Many newcomer workers also fear losing their job if they report any injuries so they don’t disclose them and try to work through their injuries as much as possible. This is especially the case for minor injuries which are often not reported at all. Newcomer workers often are responsible to send money to their families in their home country, so are also concerned with letting down their families.
Many newcomer workers are employed as front-line workers or are doing other precarious work, in environments without proper job security in non-unionized and contract work environments. Many work several part-time jobs without benefits, including working night shifts. If an injury happens, many employers will dispute their responsibility to the worker. Sometimes, these workers find themselves terminated or laid off with no option for recourse.
Another challenge for newcomer workers is awareness of the health and safety rights they have as workers. The rules for health and safety can be different in their countries of origin and employers do not always educate workers about the rights they have in Manitoba. These workers are not always aware that they have the right to communicate with their employers and supervisors about unsafe working conditions.
Often newcomer workers experience racism, discrimination, and exploitation in their workplaces. While there has been more awareness of these issues in the workforce during the last decade, there is still much room to improve and advocacy is needed to continue to improve the experiences of newcomers in Canadian workplaces.
Not having proper primary healthcare, including healthcare professionals or a family physician who speaks their language are other challenges experienced by many newcomer injured workers.
Many workers aren’t able to prioritize treatment for minor injuries due to challenges seeking care, the ability to get time off work, and child/eldercare responsibilities. At the same time, many workers postpone reporting the injuries as they think they will get better on their own. Often, workers who don’t get care for minor injuries are not aware of the long-term consequences. Some newcomers have little knowledge of Manitoba’s health care system and not knowing how to navigate the system, or having support to do so, leads to trouble.
Financial stress and disruption to the household income becomes one of the major issues after an injury to the breadwinner of the family. All these financial stresses can lead to unexpected tension for the injured person and their family members. Sometimes these tensions lead to re-injuries, multiple injuries, or recurrence of the injuries.
Disruption of the work-life balance, burn out and the accumulating stress on family units can lead to poor concentration and forgetfulness which can cause unexpected injuries and accidents. It can also lead to mental health problems such as depression and serious chronic illness.
Many newcomers are moving to a new country, a new environment, as healthy individuals with their own hopes and dreams. When they experience unexpected injuries or illness due to their work, the resulting challenges can lead to further anxiety, stress, and mental illness on their settlement journey.

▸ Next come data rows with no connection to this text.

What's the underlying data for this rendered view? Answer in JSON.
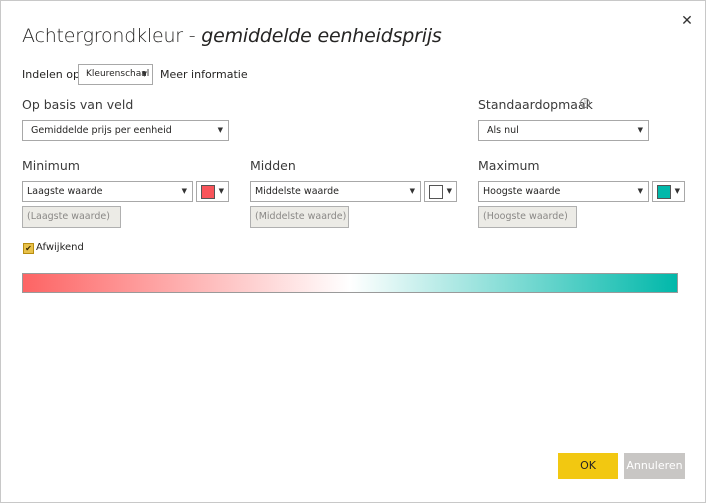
{
  "dialog": {
    "title_main": "Achtergrondkleur - ",
    "title_field": "gemiddelde eenheidsprijs",
    "close_glyph": "✕"
  },
  "format_by": {
    "label": "Indelen op",
    "value": "Kleurenschaal",
    "more_info_link": "Meer informatie"
  },
  "based_on_field": {
    "label": "Op basis van veld",
    "value": "Gemiddelde prijs per eenheid"
  },
  "default_format": {
    "label": "Standaardopmaak",
    "value": "Als nul",
    "info_glyph": "i"
  },
  "minimum": {
    "label": "Minimum",
    "select_value": "Laagste waarde",
    "input_placeholder": "(Laagste waarde)",
    "color": "#f8545a"
  },
  "center": {
    "label": "Midden",
    "select_value": "Middelste waarde",
    "input_placeholder": "(Middelste waarde)",
    "color": "#ffffff"
  },
  "maximum": {
    "label": "Maximum",
    "select_value": "Hoogste waarde",
    "input_placeholder": "(Hoogste waarde)",
    "color": "#01b8aa"
  },
  "diverging": {
    "label": "Afwijkend",
    "checked": true,
    "check_glyph": "✔"
  },
  "gradient": {
    "start_color": "#fd6464",
    "middle_color": "#ffffff",
    "end_color": "#01b8aa"
  },
  "buttons": {
    "ok_label": "OK",
    "cancel_label": "Annuleren"
  },
  "icons": {
    "dropdown_arrow": "▼"
  }
}
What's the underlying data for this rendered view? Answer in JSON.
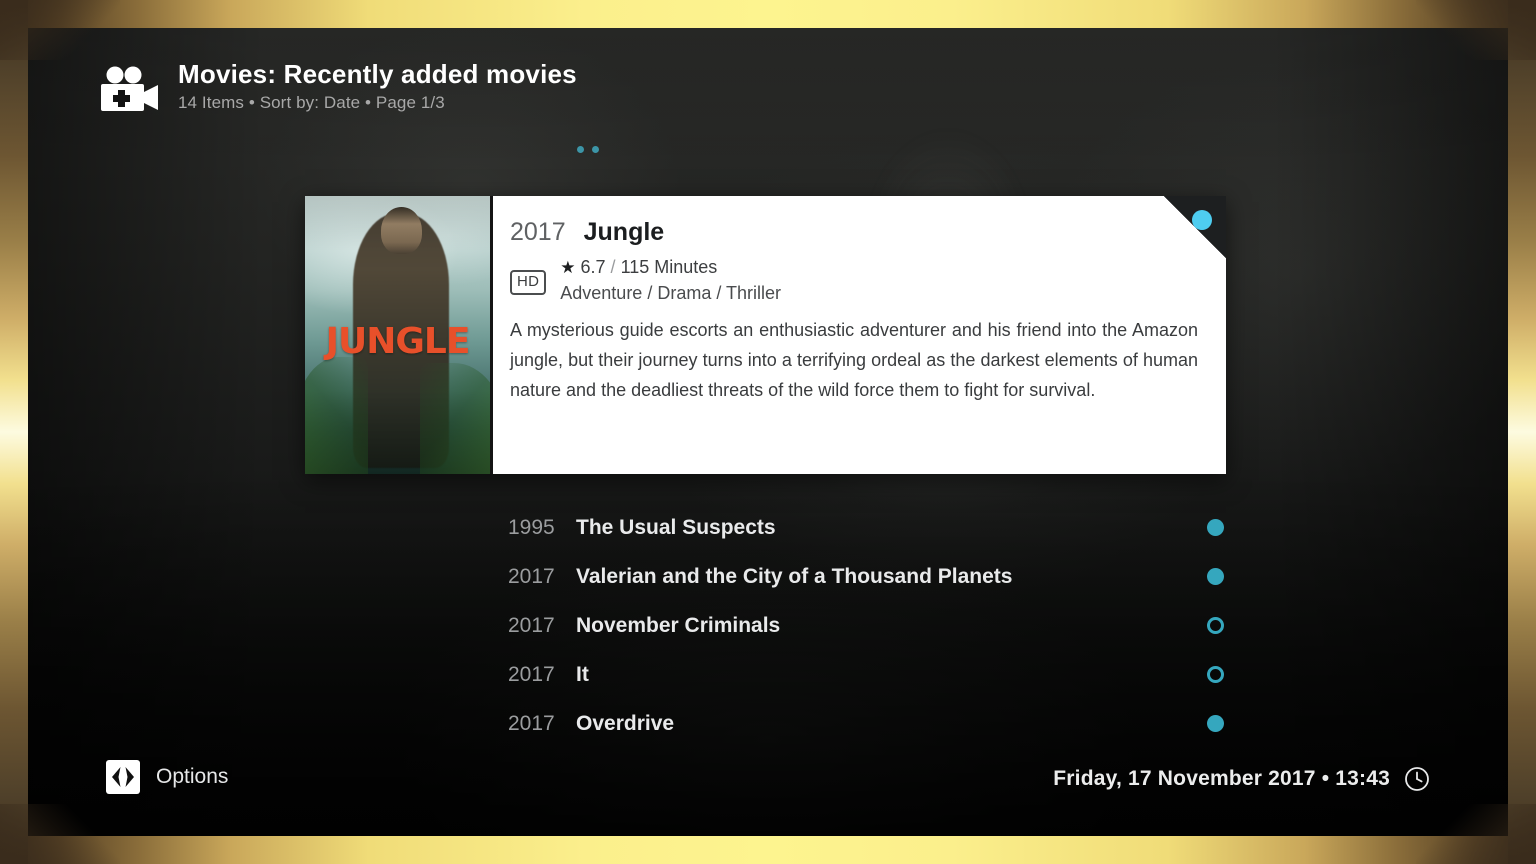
{
  "header": {
    "icon": "movie-camera-add-icon",
    "title": "Movies: Recently added movies",
    "subtitle": "14 Items • Sort by: Date • Page 1/3",
    "item_count": "14 Items",
    "sort_by": "Sort by: Date",
    "page": "Page 1/3"
  },
  "focused_movie": {
    "year": "2017",
    "title": "Jungle",
    "quality_badge": "HD",
    "rating": "6.7",
    "rating_separator": "/",
    "duration": "115 Minutes",
    "rating_line": "6.7 / 115 Minutes",
    "genres": "Adventure / Drama / Thriller",
    "plot": "A mysterious guide escorts an enthusiastic adventurer and his friend into the Amazon jungle, but their journey turns into a terrifying ordeal as the darkest elements of human nature and the deadliest threats of the wild force them to fight for survival.",
    "poster_text": "JUNGLE",
    "watched": true,
    "star_glyph": "★"
  },
  "list": {
    "items": [
      {
        "year": "1995",
        "title": "The Usual Suspects",
        "watched": true
      },
      {
        "year": "2017",
        "title": "Valerian and the City of a Thousand Planets",
        "watched": true
      },
      {
        "year": "2017",
        "title": "November Criminals",
        "watched": false
      },
      {
        "year": "2017",
        "title": "It",
        "watched": false
      },
      {
        "year": "2017",
        "title": "Overdrive",
        "watched": true
      }
    ]
  },
  "footer": {
    "options_label": "Options",
    "options_icon": "left-right-arrows-icon",
    "datetime": "Friday, 17 November 2017 • 13:43",
    "date": "Friday, 17 November 2017",
    "time": "13:43",
    "clock_icon": "clock-icon"
  },
  "colors": {
    "accent_teal": "#35a7be",
    "accent_cyan": "#4ecdf0",
    "card_background": "#ffffff",
    "bezel_gold": "#fdf48f",
    "poster_title_orange": "#e8502a"
  }
}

These are some of the common experiences and challenges faced by newcomer injured workers. There are so many hidden challenges. We all need to support newcomer workers to navigate the system and we need to advocate for changes to improve the health and well-being of injured workers in all workplaces and all communities.